RECORDS TO PROCESS:
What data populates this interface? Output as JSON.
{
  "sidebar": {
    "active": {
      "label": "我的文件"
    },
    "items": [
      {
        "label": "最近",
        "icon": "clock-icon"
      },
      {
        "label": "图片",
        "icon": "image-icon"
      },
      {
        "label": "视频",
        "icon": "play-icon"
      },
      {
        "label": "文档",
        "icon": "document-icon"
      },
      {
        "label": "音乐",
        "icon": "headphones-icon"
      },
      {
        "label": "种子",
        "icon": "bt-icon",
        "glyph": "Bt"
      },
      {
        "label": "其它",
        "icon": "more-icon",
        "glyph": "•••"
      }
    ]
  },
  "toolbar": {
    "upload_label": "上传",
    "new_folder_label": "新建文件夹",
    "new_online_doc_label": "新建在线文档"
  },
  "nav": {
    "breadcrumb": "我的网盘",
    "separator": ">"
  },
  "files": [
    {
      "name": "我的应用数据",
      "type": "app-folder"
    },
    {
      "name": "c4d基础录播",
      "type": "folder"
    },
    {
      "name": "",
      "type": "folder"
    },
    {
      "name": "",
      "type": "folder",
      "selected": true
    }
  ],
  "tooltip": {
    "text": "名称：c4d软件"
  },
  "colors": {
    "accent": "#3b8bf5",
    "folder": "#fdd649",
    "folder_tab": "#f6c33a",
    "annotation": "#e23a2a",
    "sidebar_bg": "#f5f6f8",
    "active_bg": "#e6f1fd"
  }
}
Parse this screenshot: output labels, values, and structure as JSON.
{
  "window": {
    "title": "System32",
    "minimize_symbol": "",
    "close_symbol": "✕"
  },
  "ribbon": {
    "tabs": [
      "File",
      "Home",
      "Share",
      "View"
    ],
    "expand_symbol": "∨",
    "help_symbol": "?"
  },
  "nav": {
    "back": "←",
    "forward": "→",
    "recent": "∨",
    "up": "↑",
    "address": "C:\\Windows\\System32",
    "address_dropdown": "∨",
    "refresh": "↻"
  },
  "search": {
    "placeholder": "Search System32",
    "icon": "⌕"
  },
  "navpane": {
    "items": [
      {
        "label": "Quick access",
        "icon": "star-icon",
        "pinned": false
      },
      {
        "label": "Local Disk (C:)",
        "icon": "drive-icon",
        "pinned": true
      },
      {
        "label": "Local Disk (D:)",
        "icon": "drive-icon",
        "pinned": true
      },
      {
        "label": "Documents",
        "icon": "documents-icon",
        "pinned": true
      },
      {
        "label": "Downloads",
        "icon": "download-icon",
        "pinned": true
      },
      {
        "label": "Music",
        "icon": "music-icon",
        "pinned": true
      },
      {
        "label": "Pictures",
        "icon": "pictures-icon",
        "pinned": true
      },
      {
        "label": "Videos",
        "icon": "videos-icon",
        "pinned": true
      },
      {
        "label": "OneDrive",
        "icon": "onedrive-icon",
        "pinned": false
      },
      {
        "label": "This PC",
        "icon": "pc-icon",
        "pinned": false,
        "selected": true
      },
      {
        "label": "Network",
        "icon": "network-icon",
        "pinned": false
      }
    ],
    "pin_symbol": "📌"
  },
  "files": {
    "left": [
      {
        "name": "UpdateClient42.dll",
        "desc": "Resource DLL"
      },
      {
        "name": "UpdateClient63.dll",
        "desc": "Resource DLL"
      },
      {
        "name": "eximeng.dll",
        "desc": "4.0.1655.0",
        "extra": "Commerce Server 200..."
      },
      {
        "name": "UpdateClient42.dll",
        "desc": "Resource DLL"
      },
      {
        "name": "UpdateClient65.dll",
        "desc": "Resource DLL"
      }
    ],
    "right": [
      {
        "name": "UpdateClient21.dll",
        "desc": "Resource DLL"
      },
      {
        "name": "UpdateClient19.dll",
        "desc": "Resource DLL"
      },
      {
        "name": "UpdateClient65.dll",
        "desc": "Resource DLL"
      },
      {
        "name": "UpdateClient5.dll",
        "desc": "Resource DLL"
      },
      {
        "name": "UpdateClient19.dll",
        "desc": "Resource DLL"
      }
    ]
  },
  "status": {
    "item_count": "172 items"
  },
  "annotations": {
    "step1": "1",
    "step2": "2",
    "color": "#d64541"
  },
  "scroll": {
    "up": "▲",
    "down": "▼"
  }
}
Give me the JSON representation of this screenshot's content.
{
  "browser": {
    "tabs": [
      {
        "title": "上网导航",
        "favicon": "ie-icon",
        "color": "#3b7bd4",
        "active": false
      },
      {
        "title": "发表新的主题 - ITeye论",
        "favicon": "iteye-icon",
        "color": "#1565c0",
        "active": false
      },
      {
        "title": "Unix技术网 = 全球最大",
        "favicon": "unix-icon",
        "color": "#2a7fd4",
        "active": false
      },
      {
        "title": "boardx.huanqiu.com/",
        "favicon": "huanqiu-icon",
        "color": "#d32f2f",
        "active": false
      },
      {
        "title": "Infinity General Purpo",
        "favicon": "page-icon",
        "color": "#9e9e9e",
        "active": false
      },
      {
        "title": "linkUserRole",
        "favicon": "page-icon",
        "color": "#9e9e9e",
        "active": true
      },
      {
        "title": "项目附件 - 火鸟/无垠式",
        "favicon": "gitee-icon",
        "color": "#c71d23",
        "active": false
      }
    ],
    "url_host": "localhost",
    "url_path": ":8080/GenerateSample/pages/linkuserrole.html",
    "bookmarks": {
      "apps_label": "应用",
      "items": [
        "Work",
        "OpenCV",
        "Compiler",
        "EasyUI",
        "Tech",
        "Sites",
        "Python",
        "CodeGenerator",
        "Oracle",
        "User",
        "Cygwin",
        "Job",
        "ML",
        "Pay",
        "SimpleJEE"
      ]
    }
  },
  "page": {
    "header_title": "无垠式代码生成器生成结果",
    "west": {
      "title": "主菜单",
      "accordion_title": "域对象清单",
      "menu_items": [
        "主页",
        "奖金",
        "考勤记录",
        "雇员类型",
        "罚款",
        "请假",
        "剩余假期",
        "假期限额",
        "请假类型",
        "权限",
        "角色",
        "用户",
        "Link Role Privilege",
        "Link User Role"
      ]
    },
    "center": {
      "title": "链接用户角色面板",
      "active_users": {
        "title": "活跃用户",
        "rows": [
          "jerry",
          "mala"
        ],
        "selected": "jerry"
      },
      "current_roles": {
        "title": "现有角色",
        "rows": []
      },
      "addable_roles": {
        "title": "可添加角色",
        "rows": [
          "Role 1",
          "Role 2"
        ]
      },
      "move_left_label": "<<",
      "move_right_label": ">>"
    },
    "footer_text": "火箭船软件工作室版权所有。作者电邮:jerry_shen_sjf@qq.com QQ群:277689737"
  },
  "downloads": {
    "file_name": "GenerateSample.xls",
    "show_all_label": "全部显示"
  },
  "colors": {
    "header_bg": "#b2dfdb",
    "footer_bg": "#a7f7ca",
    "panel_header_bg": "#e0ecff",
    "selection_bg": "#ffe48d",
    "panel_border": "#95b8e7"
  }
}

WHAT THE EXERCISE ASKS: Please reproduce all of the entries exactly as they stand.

TASK SOLUTION:
What data populates this interface? Output as JSON.
{
  "sidebar": {
    "active": {
      "label": "我的文件"
    },
    "items": [
      {
        "label": "最近",
        "icon": "clock-icon"
      },
      {
        "label": "图片",
        "icon": "image-icon"
      },
      {
        "label": "视频",
        "icon": "play-icon"
      },
      {
        "label": "文档",
        "icon": "document-icon"
      },
      {
        "label": "音乐",
        "icon": "headphones-icon"
      },
      {
        "label": "种子",
        "icon": "bt-icon",
        "glyph": "Bt"
      },
      {
        "label": "其它",
        "icon": "more-icon",
        "glyph": "•••"
      }
    ]
  },
  "toolbar": {
    "upload_label": "上传",
    "new_folder_label": "新建文件夹",
    "new_online_doc_label": "新建在线文档"
  },
  "nav": {
    "breadcrumb": "我的网盘",
    "separator": ">"
  },
  "files": [
    {
      "name": "我的应用数据",
      "type": "app-folder"
    },
    {
      "name": "c4d基础录播",
      "type": "folder"
    },
    {
      "name": "",
      "type": "folder"
    },
    {
      "name": "",
      "type": "folder",
      "selected": true
    }
  ],
  "tooltip": {
    "text": "名称：c4d软件"
  },
  "colors": {
    "accent": "#3b8bf5",
    "folder": "#fdd649",
    "folder_tab": "#f6c33a",
    "annotation": "#e23a2a",
    "sidebar_bg": "#f5f6f8",
    "active_bg": "#e6f1fd"
  }
}
Parse this screenshot: output labels, values, and structure as JSON.
{
  "window": {
    "title": "System32",
    "minimize_symbol": "",
    "close_symbol": "✕"
  },
  "ribbon": {
    "tabs": [
      "File",
      "Home",
      "Share",
      "View"
    ],
    "expand_symbol": "∨",
    "help_symbol": "?"
  },
  "nav": {
    "back": "←",
    "forward": "→",
    "recent": "∨",
    "up": "↑",
    "address": "C:\\Windows\\System32",
    "address_dropdown": "∨",
    "refresh": "↻"
  },
  "search": {
    "placeholder": "Search System32",
    "icon": "⌕"
  },
  "navpane": {
    "items": [
      {
        "label": "Quick access",
        "icon": "star-icon",
        "pinned": false
      },
      {
        "label": "Local Disk (C:)",
        "icon": "drive-icon",
        "pinned": true
      },
      {
        "label": "Local Disk (D:)",
        "icon": "drive-icon",
        "pinned": true
      },
      {
        "label": "Documents",
        "icon": "documents-icon",
        "pinned": true
      },
      {
        "label": "Downloads",
        "icon": "download-icon",
        "pinned": true
      },
      {
        "label": "Music",
        "icon": "music-icon",
        "pinned": true
      },
      {
        "label": "Pictures",
        "icon": "pictures-icon",
        "pinned": true
      },
      {
        "label": "Videos",
        "icon": "videos-icon",
        "pinned": true
      },
      {
        "label": "OneDrive",
        "icon": "onedrive-icon",
        "pinned": false
      },
      {
        "label": "This PC",
        "icon": "pc-icon",
        "pinned": false,
        "selected": true
      },
      {
        "label": "Network",
        "icon": "network-icon",
        "pinned": false
      }
    ],
    "pin_symbol": "📌"
  },
  "files": {
    "left": [
      {
        "name": "UpdateClient42.dll",
        "desc": "Resource DLL"
      },
      {
        "name": "UpdateClient63.dll",
        "desc": "Resource DLL"
      },
      {
        "name": "eximeng.dll",
        "desc": "4.0.1655.0",
        "extra": "Commerce Server 200..."
      },
      {
        "name": "UpdateClient42.dll",
        "desc": "Resource DLL"
      },
      {
        "name": "UpdateClient65.dll",
        "desc": "Resource DLL"
      }
    ],
    "right": [
      {
        "name": "UpdateClient21.dll",
        "desc": "Resource DLL"
      },
      {
        "name": "UpdateClient19.dll",
        "desc": "Resource DLL"
      },
      {
        "name": "UpdateClient65.dll",
        "desc": "Resource DLL"
      },
      {
        "name": "UpdateClient5.dll",
        "desc": "Resource DLL"
      },
      {
        "name": "UpdateClient19.dll",
        "desc": "Resource DLL"
      }
    ]
  },
  "status": {
    "item_count": "172 items"
  },
  "annotations": {
    "step1": "1",
    "step2": "2",
    "color": "#d64541"
  },
  "scroll": {
    "up": "▲",
    "down": "▼"
  }
}
Give me the JSON representation of this screenshot's content.
{
  "browser": {
    "tabs": [
      {
        "title": "上网导航",
        "favicon": "ie-icon",
        "color": "#3b7bd4",
        "active": false
      },
      {
        "title": "发表新的主题 - ITeye论",
        "favicon": "iteye-icon",
        "color": "#1565c0",
        "active": false
      },
      {
        "title": "Unix技术网 = 全球最大",
        "favicon": "unix-icon",
        "color": "#2a7fd4",
        "active": false
      },
      {
        "title": "boardx.huanqiu.com/",
        "favicon": "huanqiu-icon",
        "color": "#d32f2f",
        "active": false
      },
      {
        "title": "Infinity General Purpo",
        "favicon": "page-icon",
        "color": "#9e9e9e",
        "active": false
      },
      {
        "title": "linkUserRole",
        "favicon": "page-icon",
        "color": "#9e9e9e",
        "active": true
      },
      {
        "title": "项目附件 - 火鸟/无垠式",
        "favicon": "gitee-icon",
        "color": "#c71d23",
        "active": false
      }
    ],
    "url_host": "localhost",
    "url_path": ":8080/GenerateSample/pages/linkuserrole.html",
    "bookmarks": {
      "apps_label": "应用",
      "items": [
        "Work",
        "OpenCV",
        "Compiler",
        "EasyUI",
        "Tech",
        "Sites",
        "Python",
        "CodeGenerator",
        "Oracle",
        "User",
        "Cygwin",
        "Job",
        "ML",
        "Pay",
        "SimpleJEE"
      ]
    }
  },
  "page": {
    "header_title": "无垠式代码生成器生成结果",
    "west": {
      "title": "主菜单",
      "accordion_title": "域对象清单",
      "menu_items": [
        "主页",
        "奖金",
        "考勤记录",
        "雇员类型",
        "罚款",
        "请假",
        "剩余假期",
        "假期限额",
        "请假类型",
        "权限",
        "角色",
        "用户",
        "Link Role Privilege",
        "Link User Role"
      ]
    },
    "center": {
      "title": "链接用户角色面板",
      "active_users": {
        "title": "活跃用户",
        "rows": [
          "jerry",
          "mala"
        ],
        "selected": "jerry"
      },
      "current_roles": {
        "title": "现有角色",
        "rows": []
      },
      "addable_roles": {
        "title": "可添加角色",
        "rows": [
          "Role 1",
          "Role 2"
        ]
      },
      "move_left_label": "<<",
      "move_right_label": ">>"
    },
    "footer_text": "火箭船软件工作室版权所有。作者电邮:jerry_shen_sjf@qq.com QQ群:277689737"
  },
  "downloads": {
    "file_name": "GenerateSample.xls",
    "show_all_label": "全部显示"
  },
  "colors": {
    "header_bg": "#b2dfdb",
    "footer_bg": "#a7f7ca",
    "panel_header_bg": "#e0ecff",
    "selection_bg": "#ffe48d",
    "panel_border": "#95b8e7"
  }
}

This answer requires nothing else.